- * To knead, use your palms to push down on the mixture, spreading it on the counter, fold over toward you, and turn 1/4 of a turn. Repeat. Repeat. Repeat. Repeat. Repeat.
- Once your kneading is done, break off a big handful of the stuff and roll out like a rope on the floured counter to about 3/4″ thick.Slice all the way down the rope into 1 inch pieces.Traditional gnocchi has little grooves in the top. You can do this with a fork but I never bother.
- Place “pillows” on a floured piece of parchment paper, cover with a towel and set aside until ready to cook.
- When you’re ready to cook them, bring a large pot of salted water to a boil. Drop in 10 to 12 gnocchi at a time and let cook for about 2 minutes. They will pop to the top of the water when they are done. Remove with a slotted spoon and place them in a shallow glass bowl or plate until all the gnocchi are done.
- At this point you can chuck some butter in a pan, melt, brown slightly and add the gnocchi. Coat. Dish up and top with fresh chevre. OR, if you made the braised short ribs, ladle 2 cups of the sauce into a pan, bring to a boil over medium heat, reduce by half and then stir in a tbsp or two of butter. Season if needed and toss with the gnocchi. Dish up and top with fresh Chevre.

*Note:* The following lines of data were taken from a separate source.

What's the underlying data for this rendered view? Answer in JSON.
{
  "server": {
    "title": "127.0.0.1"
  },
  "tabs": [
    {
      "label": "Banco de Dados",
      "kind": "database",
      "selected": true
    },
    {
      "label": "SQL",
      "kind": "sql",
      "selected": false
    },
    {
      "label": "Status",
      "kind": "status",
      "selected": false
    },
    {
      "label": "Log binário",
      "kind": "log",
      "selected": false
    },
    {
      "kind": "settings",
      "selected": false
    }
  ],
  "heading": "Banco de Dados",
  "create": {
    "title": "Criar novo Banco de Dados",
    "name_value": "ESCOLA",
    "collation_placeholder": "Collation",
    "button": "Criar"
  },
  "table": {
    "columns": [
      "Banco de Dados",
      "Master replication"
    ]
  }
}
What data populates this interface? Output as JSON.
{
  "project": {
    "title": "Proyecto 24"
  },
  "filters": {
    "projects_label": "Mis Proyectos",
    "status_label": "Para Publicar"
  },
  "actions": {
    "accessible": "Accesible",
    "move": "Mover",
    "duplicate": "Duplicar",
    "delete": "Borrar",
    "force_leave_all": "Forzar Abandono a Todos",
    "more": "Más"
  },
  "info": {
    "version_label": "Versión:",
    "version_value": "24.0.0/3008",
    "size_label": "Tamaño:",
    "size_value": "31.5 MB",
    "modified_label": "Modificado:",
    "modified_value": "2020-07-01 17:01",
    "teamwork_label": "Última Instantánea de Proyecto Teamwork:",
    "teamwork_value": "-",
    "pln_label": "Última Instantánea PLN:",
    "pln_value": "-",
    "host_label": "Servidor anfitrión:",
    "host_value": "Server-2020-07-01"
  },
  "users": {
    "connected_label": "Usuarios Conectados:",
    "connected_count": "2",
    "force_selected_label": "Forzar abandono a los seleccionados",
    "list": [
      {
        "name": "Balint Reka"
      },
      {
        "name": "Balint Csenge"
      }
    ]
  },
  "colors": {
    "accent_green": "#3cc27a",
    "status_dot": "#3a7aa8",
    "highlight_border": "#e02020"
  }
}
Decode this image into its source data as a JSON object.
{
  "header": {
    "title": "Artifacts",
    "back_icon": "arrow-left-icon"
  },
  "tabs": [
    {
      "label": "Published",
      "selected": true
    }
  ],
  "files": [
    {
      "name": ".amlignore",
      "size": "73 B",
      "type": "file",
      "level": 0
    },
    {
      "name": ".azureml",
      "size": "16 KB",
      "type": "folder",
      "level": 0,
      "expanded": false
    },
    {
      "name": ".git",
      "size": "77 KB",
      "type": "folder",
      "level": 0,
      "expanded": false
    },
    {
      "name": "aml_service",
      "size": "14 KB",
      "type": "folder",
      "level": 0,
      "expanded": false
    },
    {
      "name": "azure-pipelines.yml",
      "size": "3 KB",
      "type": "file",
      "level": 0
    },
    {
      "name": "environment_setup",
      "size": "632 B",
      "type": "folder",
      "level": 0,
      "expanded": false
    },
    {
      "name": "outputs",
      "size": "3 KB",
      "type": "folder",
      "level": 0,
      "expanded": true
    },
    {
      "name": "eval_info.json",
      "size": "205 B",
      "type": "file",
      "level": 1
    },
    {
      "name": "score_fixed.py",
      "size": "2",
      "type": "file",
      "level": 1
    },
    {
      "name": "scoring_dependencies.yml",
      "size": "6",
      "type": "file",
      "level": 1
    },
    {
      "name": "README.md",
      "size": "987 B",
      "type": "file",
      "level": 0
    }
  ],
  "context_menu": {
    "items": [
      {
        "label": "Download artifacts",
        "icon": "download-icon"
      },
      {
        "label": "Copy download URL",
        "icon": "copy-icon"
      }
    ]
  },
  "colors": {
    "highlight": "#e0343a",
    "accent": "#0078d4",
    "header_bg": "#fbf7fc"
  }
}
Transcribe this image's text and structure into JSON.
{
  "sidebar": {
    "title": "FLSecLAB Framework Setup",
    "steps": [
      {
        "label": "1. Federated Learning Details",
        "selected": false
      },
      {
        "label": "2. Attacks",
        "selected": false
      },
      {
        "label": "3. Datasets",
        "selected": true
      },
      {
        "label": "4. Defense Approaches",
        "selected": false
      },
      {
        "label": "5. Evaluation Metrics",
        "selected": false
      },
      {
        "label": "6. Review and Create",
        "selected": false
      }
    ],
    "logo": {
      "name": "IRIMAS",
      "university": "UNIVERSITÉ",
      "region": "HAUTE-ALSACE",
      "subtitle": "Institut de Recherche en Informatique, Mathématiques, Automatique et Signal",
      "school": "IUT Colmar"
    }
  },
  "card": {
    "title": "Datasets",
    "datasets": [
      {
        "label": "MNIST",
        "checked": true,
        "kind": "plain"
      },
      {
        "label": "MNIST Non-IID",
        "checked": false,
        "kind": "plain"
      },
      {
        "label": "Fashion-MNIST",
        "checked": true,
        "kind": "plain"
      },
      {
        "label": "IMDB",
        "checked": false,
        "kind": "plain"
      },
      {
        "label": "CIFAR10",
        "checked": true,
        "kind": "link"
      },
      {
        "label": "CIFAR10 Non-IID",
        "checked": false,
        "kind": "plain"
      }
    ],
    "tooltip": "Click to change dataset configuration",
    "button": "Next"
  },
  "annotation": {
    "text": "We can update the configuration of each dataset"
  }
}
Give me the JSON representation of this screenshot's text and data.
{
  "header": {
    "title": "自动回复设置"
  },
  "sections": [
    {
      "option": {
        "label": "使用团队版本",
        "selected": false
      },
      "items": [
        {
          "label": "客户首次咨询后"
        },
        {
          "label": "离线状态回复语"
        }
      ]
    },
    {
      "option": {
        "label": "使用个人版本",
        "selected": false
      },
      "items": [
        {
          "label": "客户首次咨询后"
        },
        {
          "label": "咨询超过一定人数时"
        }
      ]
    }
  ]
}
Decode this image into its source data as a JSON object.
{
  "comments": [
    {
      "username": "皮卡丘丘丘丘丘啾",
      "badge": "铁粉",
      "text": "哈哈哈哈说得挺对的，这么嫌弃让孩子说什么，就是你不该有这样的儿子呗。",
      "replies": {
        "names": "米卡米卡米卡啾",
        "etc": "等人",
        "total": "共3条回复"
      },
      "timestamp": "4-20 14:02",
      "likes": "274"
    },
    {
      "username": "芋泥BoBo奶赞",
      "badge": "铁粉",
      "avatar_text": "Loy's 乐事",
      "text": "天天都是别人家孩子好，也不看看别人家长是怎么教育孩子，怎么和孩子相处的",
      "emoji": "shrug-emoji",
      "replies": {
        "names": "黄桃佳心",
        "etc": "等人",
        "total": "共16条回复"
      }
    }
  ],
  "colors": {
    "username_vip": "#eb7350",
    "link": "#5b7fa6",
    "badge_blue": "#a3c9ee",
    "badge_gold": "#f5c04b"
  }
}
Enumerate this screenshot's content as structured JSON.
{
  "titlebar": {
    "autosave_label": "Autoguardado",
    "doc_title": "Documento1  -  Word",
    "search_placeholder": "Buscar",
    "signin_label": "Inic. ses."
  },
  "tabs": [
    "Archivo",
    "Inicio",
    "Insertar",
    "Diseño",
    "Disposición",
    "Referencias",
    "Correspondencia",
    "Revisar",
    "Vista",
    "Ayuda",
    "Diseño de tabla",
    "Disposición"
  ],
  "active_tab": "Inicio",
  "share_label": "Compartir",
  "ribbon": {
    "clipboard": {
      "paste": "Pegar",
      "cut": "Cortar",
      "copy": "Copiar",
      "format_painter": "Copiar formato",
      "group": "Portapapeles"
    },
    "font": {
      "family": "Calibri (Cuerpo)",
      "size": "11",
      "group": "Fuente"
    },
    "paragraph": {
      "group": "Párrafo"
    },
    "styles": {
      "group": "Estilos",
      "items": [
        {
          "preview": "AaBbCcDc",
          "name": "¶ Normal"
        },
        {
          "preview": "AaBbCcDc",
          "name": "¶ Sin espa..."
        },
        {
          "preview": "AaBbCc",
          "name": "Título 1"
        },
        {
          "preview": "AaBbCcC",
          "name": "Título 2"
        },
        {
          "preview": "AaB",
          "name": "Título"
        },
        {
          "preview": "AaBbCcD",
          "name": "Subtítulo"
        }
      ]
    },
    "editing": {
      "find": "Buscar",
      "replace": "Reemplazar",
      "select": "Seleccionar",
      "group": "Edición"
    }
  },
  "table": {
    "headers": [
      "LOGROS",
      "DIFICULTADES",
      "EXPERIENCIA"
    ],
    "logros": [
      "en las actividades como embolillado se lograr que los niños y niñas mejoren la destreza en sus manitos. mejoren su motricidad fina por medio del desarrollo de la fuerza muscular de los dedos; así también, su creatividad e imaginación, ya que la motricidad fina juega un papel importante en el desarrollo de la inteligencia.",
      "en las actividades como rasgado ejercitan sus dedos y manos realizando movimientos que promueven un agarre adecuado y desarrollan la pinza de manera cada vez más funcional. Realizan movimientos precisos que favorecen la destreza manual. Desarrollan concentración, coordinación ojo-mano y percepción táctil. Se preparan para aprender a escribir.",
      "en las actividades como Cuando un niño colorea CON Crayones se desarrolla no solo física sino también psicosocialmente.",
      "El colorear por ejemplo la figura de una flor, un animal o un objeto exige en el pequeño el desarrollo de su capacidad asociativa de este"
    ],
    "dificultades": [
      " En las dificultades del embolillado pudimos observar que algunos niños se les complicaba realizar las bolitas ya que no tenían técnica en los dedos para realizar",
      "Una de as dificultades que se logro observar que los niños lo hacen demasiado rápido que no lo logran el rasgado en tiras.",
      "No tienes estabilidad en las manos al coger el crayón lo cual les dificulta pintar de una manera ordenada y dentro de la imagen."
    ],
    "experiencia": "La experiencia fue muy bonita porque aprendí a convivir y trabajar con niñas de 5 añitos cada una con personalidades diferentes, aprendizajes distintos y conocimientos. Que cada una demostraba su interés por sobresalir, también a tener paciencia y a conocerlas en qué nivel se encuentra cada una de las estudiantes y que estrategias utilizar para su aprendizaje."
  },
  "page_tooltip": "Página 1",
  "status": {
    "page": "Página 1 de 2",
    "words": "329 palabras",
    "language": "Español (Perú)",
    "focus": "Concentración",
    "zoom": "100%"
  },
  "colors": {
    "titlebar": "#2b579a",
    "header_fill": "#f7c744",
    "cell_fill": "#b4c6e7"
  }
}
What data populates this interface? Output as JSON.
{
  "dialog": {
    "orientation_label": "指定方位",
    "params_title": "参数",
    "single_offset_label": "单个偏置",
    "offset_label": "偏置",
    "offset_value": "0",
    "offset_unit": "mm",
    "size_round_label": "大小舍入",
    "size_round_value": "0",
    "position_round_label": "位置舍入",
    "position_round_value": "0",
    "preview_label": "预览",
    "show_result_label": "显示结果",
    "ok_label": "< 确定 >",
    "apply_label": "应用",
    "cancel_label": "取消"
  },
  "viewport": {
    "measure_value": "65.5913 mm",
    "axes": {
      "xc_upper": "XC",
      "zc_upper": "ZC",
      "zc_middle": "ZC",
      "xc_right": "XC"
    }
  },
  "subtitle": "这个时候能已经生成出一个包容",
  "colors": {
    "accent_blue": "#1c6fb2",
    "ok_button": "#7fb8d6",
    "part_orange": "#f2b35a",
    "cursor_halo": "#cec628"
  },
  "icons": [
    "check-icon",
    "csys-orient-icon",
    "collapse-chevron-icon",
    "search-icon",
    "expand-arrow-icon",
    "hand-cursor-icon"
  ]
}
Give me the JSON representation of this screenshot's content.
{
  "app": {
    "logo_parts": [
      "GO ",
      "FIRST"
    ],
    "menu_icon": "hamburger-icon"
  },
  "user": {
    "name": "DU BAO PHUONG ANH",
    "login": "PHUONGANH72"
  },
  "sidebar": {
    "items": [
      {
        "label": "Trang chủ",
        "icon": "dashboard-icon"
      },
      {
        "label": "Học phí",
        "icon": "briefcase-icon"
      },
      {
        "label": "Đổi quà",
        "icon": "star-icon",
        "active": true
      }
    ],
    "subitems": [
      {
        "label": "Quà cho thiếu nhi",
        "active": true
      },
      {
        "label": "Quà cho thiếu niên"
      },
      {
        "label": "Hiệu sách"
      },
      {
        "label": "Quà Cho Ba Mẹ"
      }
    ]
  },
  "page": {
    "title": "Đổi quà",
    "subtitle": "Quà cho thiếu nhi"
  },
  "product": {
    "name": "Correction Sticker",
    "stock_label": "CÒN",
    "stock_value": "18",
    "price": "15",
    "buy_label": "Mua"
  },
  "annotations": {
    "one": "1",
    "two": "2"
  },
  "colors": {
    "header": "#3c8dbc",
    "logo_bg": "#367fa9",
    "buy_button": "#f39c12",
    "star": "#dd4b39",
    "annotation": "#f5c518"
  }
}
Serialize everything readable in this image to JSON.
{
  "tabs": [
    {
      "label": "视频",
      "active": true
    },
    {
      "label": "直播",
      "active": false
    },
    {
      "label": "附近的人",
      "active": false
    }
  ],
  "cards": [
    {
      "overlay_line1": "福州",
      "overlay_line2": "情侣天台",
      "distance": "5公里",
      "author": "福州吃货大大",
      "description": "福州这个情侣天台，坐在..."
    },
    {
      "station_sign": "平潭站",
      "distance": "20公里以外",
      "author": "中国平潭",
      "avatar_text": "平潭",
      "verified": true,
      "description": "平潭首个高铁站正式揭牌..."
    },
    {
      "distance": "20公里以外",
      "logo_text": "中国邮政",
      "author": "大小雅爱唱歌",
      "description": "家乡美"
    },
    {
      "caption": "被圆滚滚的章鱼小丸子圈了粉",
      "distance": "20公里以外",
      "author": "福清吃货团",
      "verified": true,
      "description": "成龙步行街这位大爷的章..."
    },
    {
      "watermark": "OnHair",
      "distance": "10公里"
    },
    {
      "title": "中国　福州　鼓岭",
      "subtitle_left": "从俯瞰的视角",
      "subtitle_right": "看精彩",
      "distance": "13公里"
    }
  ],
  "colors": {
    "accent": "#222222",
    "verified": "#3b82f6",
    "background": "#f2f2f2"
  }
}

Do you have a KitchenAid fixation? What tool can you NOT live without in the kitchen? Do you make your own gnocchi or pasta? Share below!